Communication is better now (it’s not exactly once a week, but about every 10 days), and I am less anxious and more at ease. Last week, she said, “I’m living my best life.” THAT WAS EVERYTHING TO ME! A weight was lifted from my heart, and I had my first, true, good night’s sleep.
The lesson within this lesson has been profound. There are those important people in your life that will accept any/every version of who you are (no matter what) – I am so grateful to have those people in our lives. There are some who are struggling with putting all the pieces in place and understanding the simplicity of ‘it is what it is’ – we can grow and learn together. And yes, there will be those who will not be able to process the transition – futures will fade, but great memories will last forever.
A small moment of clarity opened the window for me to write this post. However, in light of everything that has transpired over the past three months, I am questioning whether, or not, to change the name of this memoir (to what, I’m not sure yet). They are the memoirs of a single mother who thought she was raising a boy – who has transcended into a young woman. For me, though the exterior will change, my child is as brilliant and talented as always – I could not love her more.

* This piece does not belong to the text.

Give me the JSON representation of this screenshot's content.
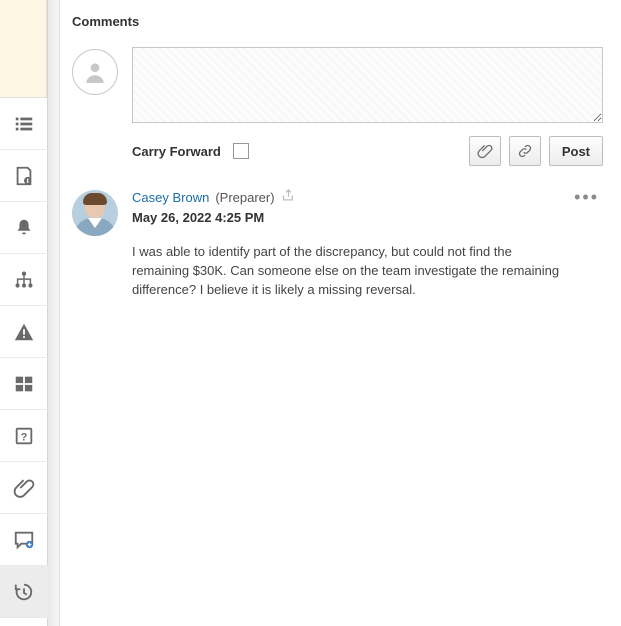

Please note my earlier words where I explained that this is like an itch – my attempt was to transpose my feelings into words, but the task is not easy when you are growing and learning and feeling at such a rapid pace. I’ve learned that parenting is loving and learning, and as the child evolves, so must the parent. Being a mother has been my biggest blessing, my best challenge, my greatest lesson, and my heart’s purest love. For that I am forever thankful.
Peace & Blessings